| PROBLEM |
Write only the number of lines in the entries below that contain the word "screenshot".

| Page and application data records |
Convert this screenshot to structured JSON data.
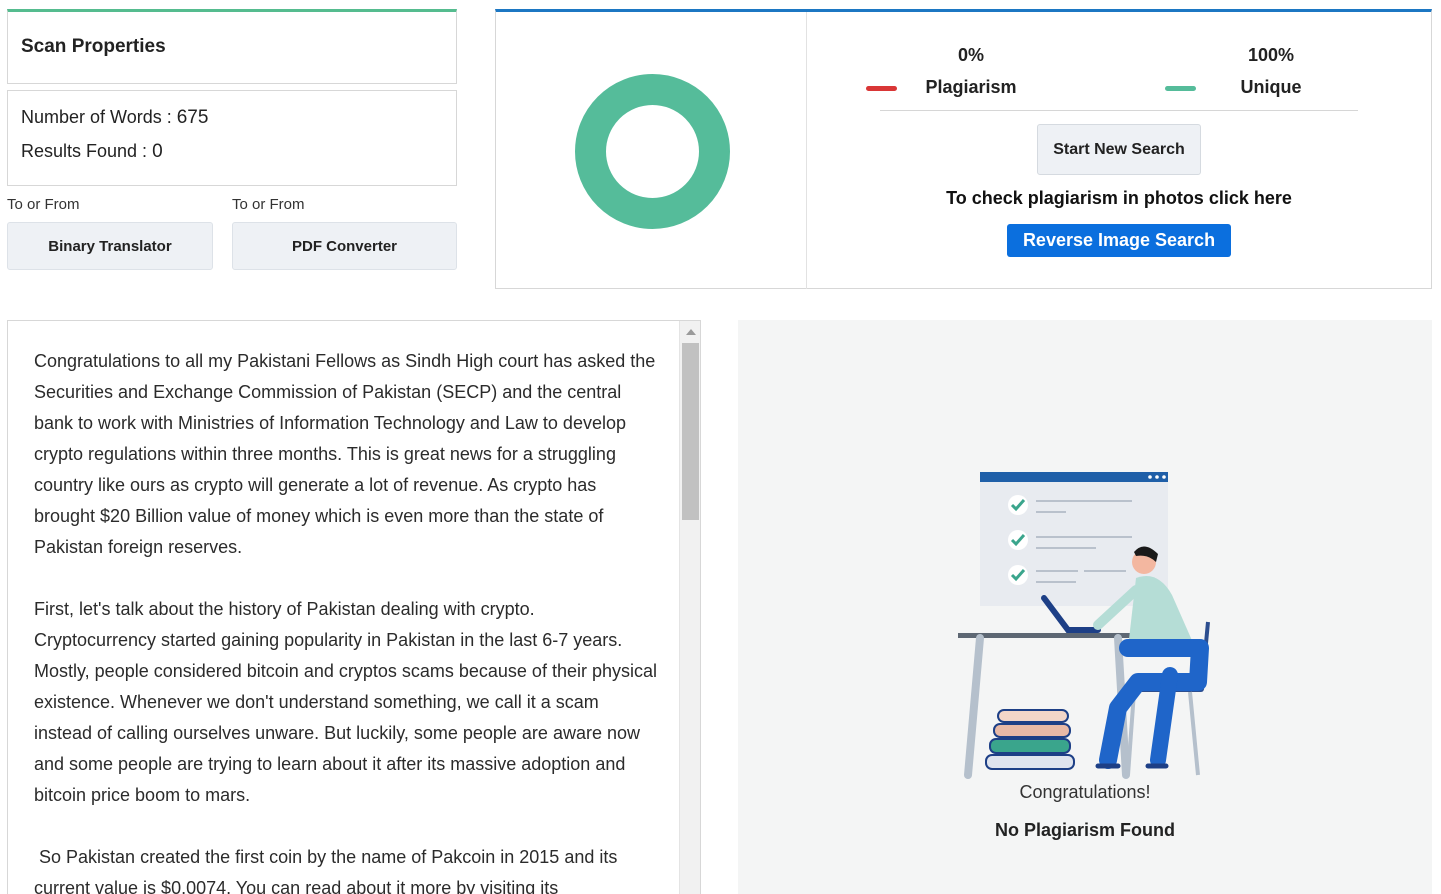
{
  "scan": {
    "title": "Scan Properties",
    "words_label": "Number of Words : ",
    "words_value": "675",
    "results_label": "Results Found : ",
    "results_value": "0"
  },
  "tools": [
    {
      "label": "To or From",
      "button": "Binary Translator"
    },
    {
      "label": "To or From",
      "button": "PDF Converter"
    }
  ],
  "results": {
    "plagiarism_pct": "0%",
    "plagiarism_label": "Plagiarism",
    "unique_pct": "100%",
    "unique_label": "Unique",
    "plagiarism_value": 0,
    "unique_value": 100,
    "colors": {
      "plagiarism": "#d93636",
      "unique": "#55bc9a"
    },
    "new_search": "Start New Search",
    "photos_text": "To check plagiarism in photos click here",
    "reverse_button": "Reverse Image Search"
  },
  "text": {
    "paragraphs": [
      "Congratulations to all my Pakistani Fellows as Sindh High court has asked the Securities and Exchange Commission of Pakistan (SECP) and the central bank to work with Ministries of Information Technology and Law to develop crypto regulations within three months. This is great news for a struggling country like ours as crypto will generate a lot of revenue. As crypto has brought $20 Billion value of money which is even more than the state of Pakistan foreign reserves.",
      "First, let's talk about the history of Pakistan dealing with crypto. Cryptocurrency started gaining popularity in Pakistan in the last 6-7 years. Mostly, people considered bitcoin and cryptos scams because of their physical existence. Whenever we don't understand something, we call it a scam instead of calling ourselves unware. But luckily, some people are aware now and some people are trying to learn about it after its massive adoption and bitcoin price boom to mars.",
      " So Pakistan created the first coin by the name of Pakcoin in 2015 and its current value is $0.0074. You can read about it more by visiting its"
    ]
  },
  "result_message": {
    "congrats": "Congratulations!",
    "no_plagiarism": "No Plagiarism Found"
  }
}
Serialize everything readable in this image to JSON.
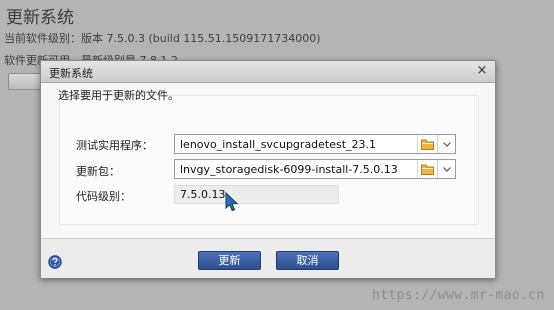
{
  "background": {
    "title": "更新系统",
    "current_level": "当前软件级别：版本 7.5.0.3 (build 115.51.1509171734000)",
    "update_available": "软件更新可用。最新级别是 7.8.1.2。"
  },
  "watermark": "https://www.mr-mao.cn",
  "dialog": {
    "title": "更新系统",
    "close_glyph": "×",
    "instruction": "选择要用于更新的文件。",
    "test_utility": {
      "label": "测试实用程序：",
      "value": "lenovo_install_svcupgradetest_23.1"
    },
    "update_package": {
      "label": "更新包：",
      "value": "lnvgy_storagedisk-6099-install-7.5.0.13"
    },
    "code_level": {
      "label": "代码级别：",
      "value": "7.5.0.13"
    },
    "buttons": {
      "update": "更新",
      "cancel": "取消"
    }
  },
  "icons": {
    "folder": "folder-icon",
    "dropdown": "chevron-down-icon",
    "help": "help-icon",
    "close": "close-icon",
    "cursor": "mouse-pointer-icon"
  },
  "colors": {
    "primary_button": "#2f5597",
    "folder": "#e6a23a",
    "help": "#2d5aa8"
  }
}
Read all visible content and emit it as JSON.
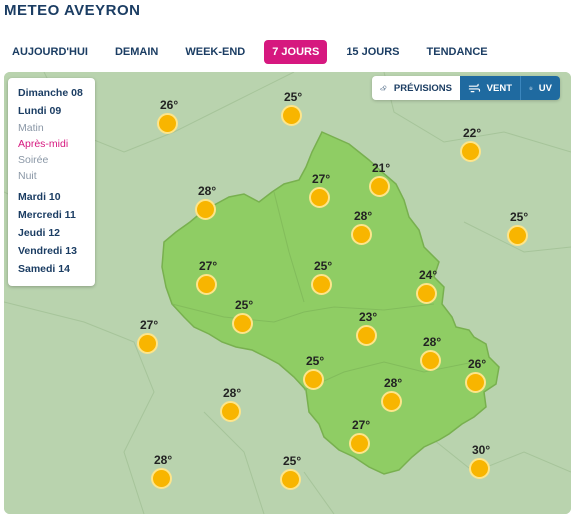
{
  "app": {
    "title": "METEO AVEYRON"
  },
  "tabs": [
    {
      "label": "AUJOURD'HUI",
      "active": false
    },
    {
      "label": "DEMAIN",
      "active": false
    },
    {
      "label": "WEEK-END",
      "active": false
    },
    {
      "label": "7 JOURS",
      "active": true
    },
    {
      "label": "15 JOURS",
      "active": false
    },
    {
      "label": "TENDANCE",
      "active": false
    }
  ],
  "colors": {
    "accent": "#d6187f",
    "brand": "#1b3d63",
    "toggle_active": "#1f6aa0",
    "region_fill": "#8fcd64",
    "sun": "#f8b500"
  },
  "days_panel": {
    "days_top": [
      "Dimanche 08",
      "Lundi 09"
    ],
    "periods": [
      {
        "label": "Matin",
        "active": false
      },
      {
        "label": "Après-midi",
        "active": true
      },
      {
        "label": "Soirée",
        "active": false
      },
      {
        "label": "Nuit",
        "active": false
      }
    ],
    "days_bottom": [
      "Mardi 10",
      "Mercredi 11",
      "Jeudi 12",
      "Vendredi 13",
      "Samedi 14"
    ]
  },
  "view_toggle": {
    "previsions_label": "PRÉVISIONS",
    "vent_label": "VENT",
    "uv_label": "UV",
    "icons": [
      "cloud-sun-icon",
      "wind-icon",
      "sun-uv-icon"
    ]
  },
  "forecasts": [
    {
      "temp": "26°",
      "icon": "sun-icon"
    },
    {
      "temp": "25°",
      "icon": "sun-icon"
    },
    {
      "temp": "22°",
      "icon": "sun-icon"
    },
    {
      "temp": "21°",
      "icon": "sun-icon"
    },
    {
      "temp": "28°",
      "icon": "sun-icon"
    },
    {
      "temp": "27°",
      "icon": "sun-icon"
    },
    {
      "temp": "28°",
      "icon": "sun-icon"
    },
    {
      "temp": "25°",
      "icon": "sun-icon"
    },
    {
      "temp": "27°",
      "icon": "sun-icon"
    },
    {
      "temp": "25°",
      "icon": "sun-icon"
    },
    {
      "temp": "24°",
      "icon": "sun-icon"
    },
    {
      "temp": "25°",
      "icon": "sun-icon"
    },
    {
      "temp": "23°",
      "icon": "sun-icon"
    },
    {
      "temp": "27°",
      "icon": "sun-icon"
    },
    {
      "temp": "28°",
      "icon": "sun-icon"
    },
    {
      "temp": "25°",
      "icon": "sun-icon"
    },
    {
      "temp": "26°",
      "icon": "sun-icon"
    },
    {
      "temp": "28°",
      "icon": "sun-icon"
    },
    {
      "temp": "28°",
      "icon": "sun-icon"
    },
    {
      "temp": "27°",
      "icon": "sun-icon"
    },
    {
      "temp": "30°",
      "icon": "sun-icon"
    },
    {
      "temp": "28°",
      "icon": "sun-icon"
    },
    {
      "temp": "25°",
      "icon": "sun-icon"
    }
  ]
}
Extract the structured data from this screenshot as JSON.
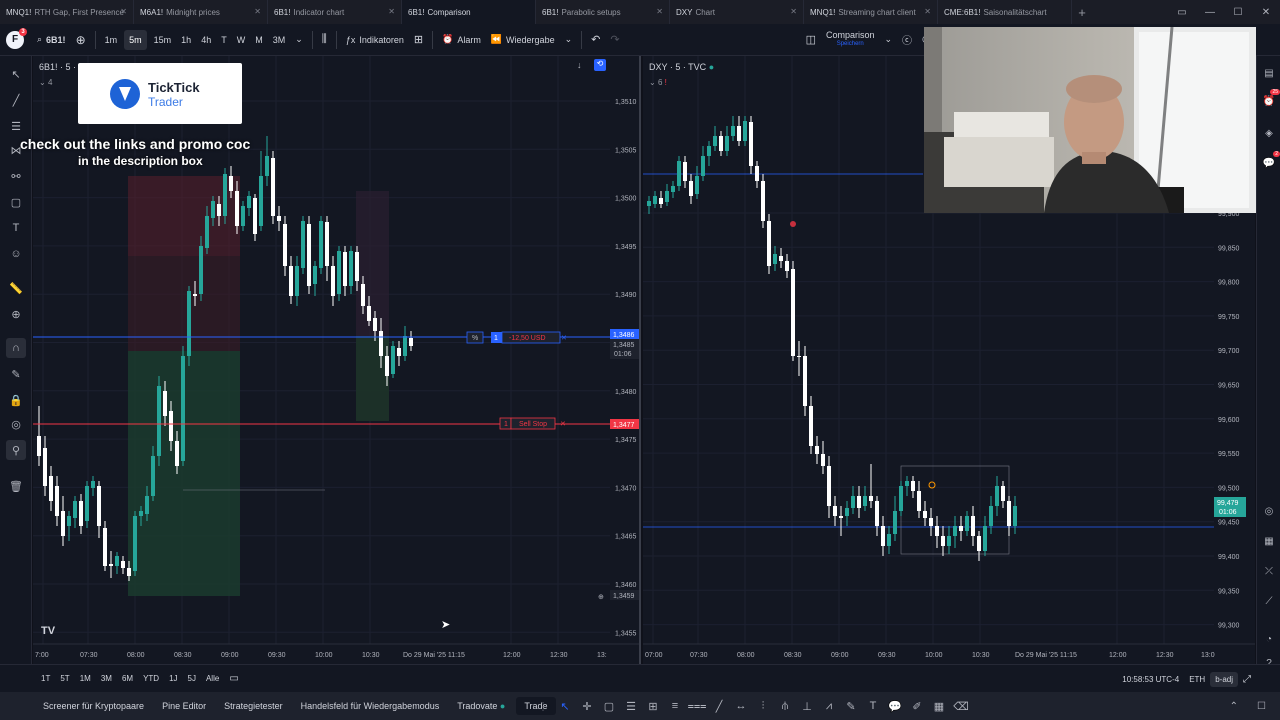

| ANSWER SPACE |
2